Wendy Jones: The Sex Lives of English Women
11th November, Galleries of Justice Museum
As an amorphous grey blob, my attitude towards sex has always been largely one of apathy, at least on a personal level. But when it comes to other people talking about it and their experiences, it can be eminently fascinating. Hearing from other people being open and honest and free will always be a uniquely healing experience, after all, if for no other reason than it makes the rest of us feel a little less weird.
With that said, if I’m being honest, my attention was largely caught by the synopsis for this event which boldly stated that ‘In the 700 years that books have been published in England, there has not been one that invites women to talk about what they want from sex.’
“That can’t be right!” I thought, “There has to be at least one.” So I sat and thought about it for a while.
You know that feeling you got when you first heard of the Bechdel test, and you realised how insultingly few mainstream works actually beat it? This was a lot like that.
Still, I wasn’t exactly sure what to expect from the event. My initial concern was that it would be like my secondary school sex education, where a deeply unqualified biology teacher unveiled a diagram of the womb and squeaked ‘just say no’ at us for five minutes.
I needn’t have worried.
When asked why she wrote the book, Wendy Jones simply smiled and gave a deeply cogent statement. ‘Every inch of a woman’s body has so many rules…I say bugger that.’ At this point, I am completely on board.
The book is a non-fiction piece covering 24 separate women, all of whom identify as English. Each one was interviewed by Jones, in one session and for around three or so hours. Each one speaks about what it personally means to them to be a woman. It’s not, by Jones’ own admission, a statistical book. She chose the interviewees from a broad spectrum, but there was no mathematical formula to it.
Uniquely, Jones does not force any kind of narrative or point into the book. The interviews are all written from the first person perspective of the subject, at no point does Jones step in and add her own thoughts or judgement, she allows the words of the interviewee to sit, and the reader to interpret. Add to this that Jones takes everything said during the interviews at face value, and explicitly did not attempt to verify the women’s stories, the whole thing feels very conversational.
It’s like talk therapy in paperback form.
That’s not a joke. The interviews are frank and honest. They can be titillating, funny and deeply upsetting, sometimes shifting very quickly between the three.
For example, the section Jones read at the event was about a woman, whom Jones named Lois, who had recently come to realise that she was not straight. But it goes deeper than that, into the realm of compulsive fantasizing, and the lines between that and reality, as well as how pornography affected her psyche. I think it perhaps says a lot that the idea of a woman freely admitting to watching pornography, and a genre of pornography stereotypically consumed by heterosexual men at that, felt surprising. In short, it’s as much a piece on addiction as it is on sex.

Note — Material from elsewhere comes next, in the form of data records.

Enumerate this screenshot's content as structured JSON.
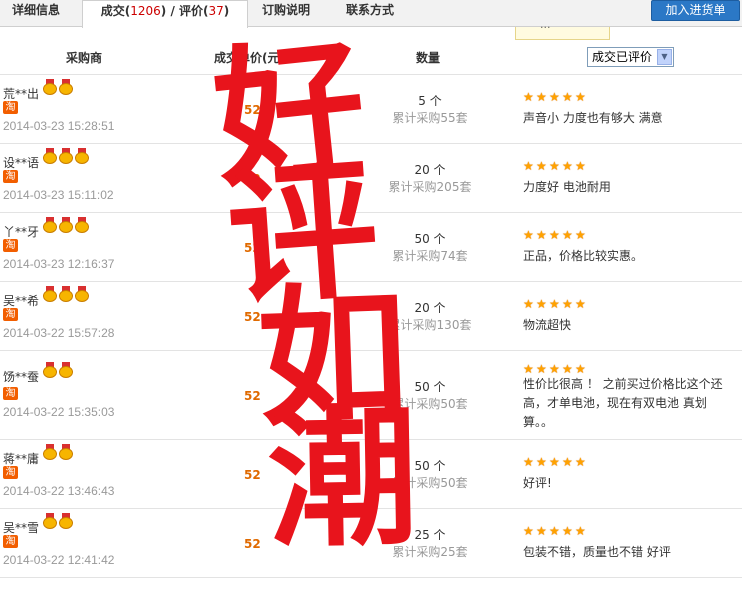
{
  "tabs": {
    "details": "详细信息",
    "deal_label": "成交(",
    "deal_count": "1206",
    "review_sep": ") / 评价(",
    "review_count": "37",
    "review_close": ")",
    "purchase_info": "订购说明",
    "contact": "联系方式"
  },
  "add_button": "加入进货单",
  "tooltip_text": "...",
  "header": {
    "buyer": "采购商",
    "price": "成交单价(元)",
    "qty": "数量",
    "filter_selected": "成交已评价"
  },
  "stamp": {
    "line1": "好",
    "line2": "评",
    "line3": "如",
    "line4": "潮"
  },
  "rows": [
    {
      "buyer": "荒**出",
      "medals": 2,
      "time": "2014-03-23 15:28:51",
      "price": "52",
      "qty": "5 个",
      "total": "累计采购55套",
      "stars": 5,
      "comment": "声音小 力度也有够大 满意"
    },
    {
      "buyer": "设**语",
      "medals": 3,
      "time": "2014-03-23 15:11:02",
      "price": "52",
      "qty": "20 个",
      "total": "累计采购205套",
      "stars": 5,
      "comment": "力度好 电池耐用"
    },
    {
      "buyer": "丫**牙",
      "medals": 3,
      "time": "2014-03-23 12:16:37",
      "price": "52",
      "qty": "50 个",
      "total": "累计采购74套",
      "stars": 5,
      "comment": "正品，价格比较实惠。"
    },
    {
      "buyer": "吴**希",
      "medals": 3,
      "time": "2014-03-22 15:57:28",
      "price": "52",
      "qty": "20 个",
      "total": "累计采购130套",
      "stars": 5,
      "comment": "物流超快"
    },
    {
      "buyer": "饧**蚕",
      "medals": 2,
      "time": "2014-03-22 15:35:03",
      "price": "52",
      "qty": "50 个",
      "total": "累计采购50套",
      "stars": 5,
      "comment": "性价比很高 ！ 之前买过价格比这个还高，才单电池，现在有双电池 真划算。。"
    },
    {
      "buyer": "蒋**庸",
      "medals": 2,
      "time": "2014-03-22 13:46:43",
      "price": "52",
      "qty": "50 个",
      "total": "累计采购50套",
      "stars": 5,
      "comment": "好评!"
    },
    {
      "buyer": "吴**雪",
      "medals": 2,
      "time": "2014-03-22 12:41:42",
      "price": "52",
      "qty": "25 个",
      "total": "累计采购25套",
      "stars": 5,
      "comment": "包装不错，质量也不错 好评"
    }
  ],
  "taobao_badge": "淘",
  "colors": {
    "accent": "#2b78c6",
    "price": "#e06a00",
    "stamp": "#e8141c",
    "star": "#ffa200"
  }
}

This was then followed by a short section about a ninety-four year old woman, Mary, and her experiences as a land girl in the Second World War, ‘I was in the woods…and all the assembled troops were encamped overnight nearby. Americans and Canadians. Say no more.’ Her openness and frank way of speaking had us all in giggles, like everyone in the room was suddenly twelve years old again and listening to their grandmother’s inappropriate anecdotes.
Do you see what I mean about the mood shifts?
The rest of the event was taken up by Q&A. Jones chatted about some of the other women covered in the book, from a Buddhist nun to a sex healer. She’s writing a follow up book, about men this time. Apparently that’s been even heavier, to the point where’s she taken some time off from it.
All through this, I wonder if the book might have benefited from having input from Jones. She speaks with a sparkling wit and a delightful honesty. But then that might have taken away from that wonderful therapeutic feeling the book has, and it’s clear that that is her mission statement, so to speak. Every so often she mentions the importance of an open dialogue, of the healing power of sharing experiences.
Something that shines through all of her answers is Jones’ deep admiration for other women, calling each one unique, and her clear sense of empathy and compassion. It was at that point that I knew I had to buy the book. So I did.
No one book will ever get all of us exactly right. But this will more than suffice.